Hélène Rioux has set for herself a challenge as deadly as that of her protagonist: to comprehend from behind the veil of art the reality of atrocity. In this sensibly and sensitively constructed novel, Rioux nearly completely succeeds. She avoids a melodramatic or sensational handling of the repulsive subject matter with the well-paced inclusion of tranquil, lyrical passages, often detailing the continuity of the Andalusian way of life or of nature. These contemplative reprieves facilitate a receptive and critical reading overall. Some passages remain unbearably unpalatable, but their context at least offers strategies for reading the unreadable, for translating the untranslatable.

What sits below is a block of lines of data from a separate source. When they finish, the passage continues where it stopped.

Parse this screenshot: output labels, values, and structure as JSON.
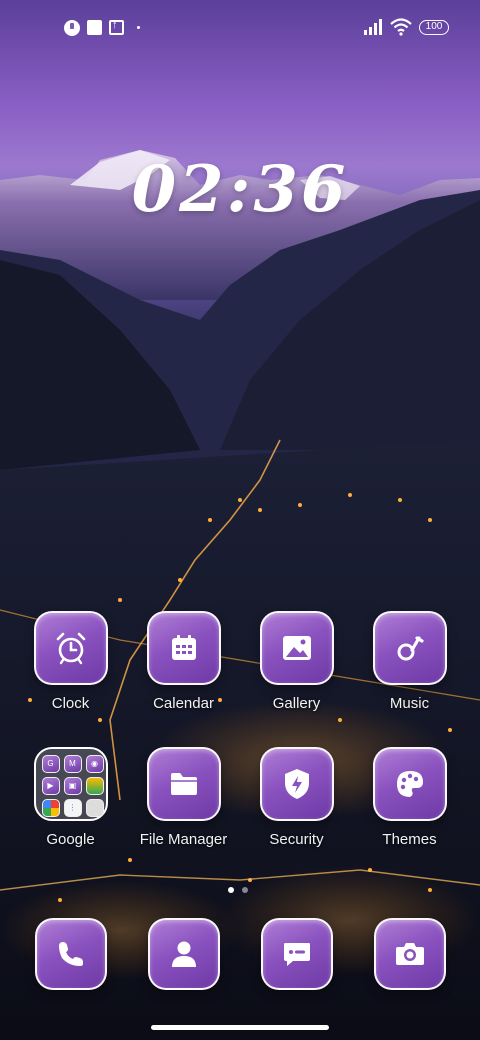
{
  "status_bar": {
    "battery": "100",
    "left_icons": [
      "app-notification-icon",
      "square-notification-icon",
      "upload-notification-icon",
      "more-dot-icon"
    ],
    "right_icons": [
      "signal-icon",
      "wifi-icon",
      "battery-icon"
    ]
  },
  "clock": {
    "time": "02:36"
  },
  "apps_row1": [
    {
      "label": "Clock",
      "icon": "alarm-clock-icon"
    },
    {
      "label": "Calendar",
      "icon": "calendar-icon"
    },
    {
      "label": "Gallery",
      "icon": "image-icon"
    },
    {
      "label": "Music",
      "icon": "music-note-icon"
    }
  ],
  "apps_row2": [
    {
      "label": "Google",
      "icon": "folder-icon"
    },
    {
      "label": "File Manager",
      "icon": "folder-icon"
    },
    {
      "label": "Security",
      "icon": "shield-icon"
    },
    {
      "label": "Themes",
      "icon": "palette-icon"
    }
  ],
  "dock": [
    {
      "icon": "phone-icon"
    },
    {
      "icon": "contacts-icon"
    },
    {
      "icon": "message-icon"
    },
    {
      "icon": "camera-icon"
    }
  ],
  "pages": {
    "count": 2,
    "current": 1
  },
  "colors": {
    "accent": "#8a52bf",
    "icon_light": "#b07ed6",
    "icon_dark": "#6e3aa6"
  }
}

In Reading Nijinsky, translation becomes one process for approaching atrocity. A translation never exactly duplicates the meaning of the original, just as no monument, no account of atrocity, no matter how sympathetic, can make a victim’s experience overflow into that of another. Yet these approximations or substitutions are the necessary vehicle of understanding. If Éléonore has a tragic flaw, it is an excess of compassion, which compels her to seek obsessively an absolute translation of victims’ feelings and experiences. She engages in a disturbed game in order to enter what she terms “death and its truth.” Indirectly, this novel exposes the dangers of believing in perfect translations of any sort.
Reading Nijinsky treats translation as much as it treats genre, as Éléonore makes the transition from the Love Collection to the True Crimes Collection. Genre writing appears to have infected the spirits of several of Ms. Rioux’s characters, which may account for some of their outrageous dialogue. Early in the novel, Éléonore meets Lukas in circumstances so coincidental that they could only happen in a romance novel, or in the deconstruction of one. Having overheard part of an intimate conversation between Éléonore and her seatmate on the plane to Madrid, Lukas runs into Éléonore in Almuñecar, where he is having a house built. Although the opening situation allows for an ironic unravelling of the romance genre later on, this rambling conversation unloads a lot of expository information while developing a character who does not appear again. This character, a reader of Éléonore’s translations, talks about her fantasies in what seems to be an imaginary conversation. The reader-translator meeting is an interesting idea, but a shorter version set off as a preface may have functioned better.
Nijinksy wrote, “She does not think of death, because she does not want to die. I think of death, because I do not want to die.” Reading Nijinsky is recommended for those who think like he. mRb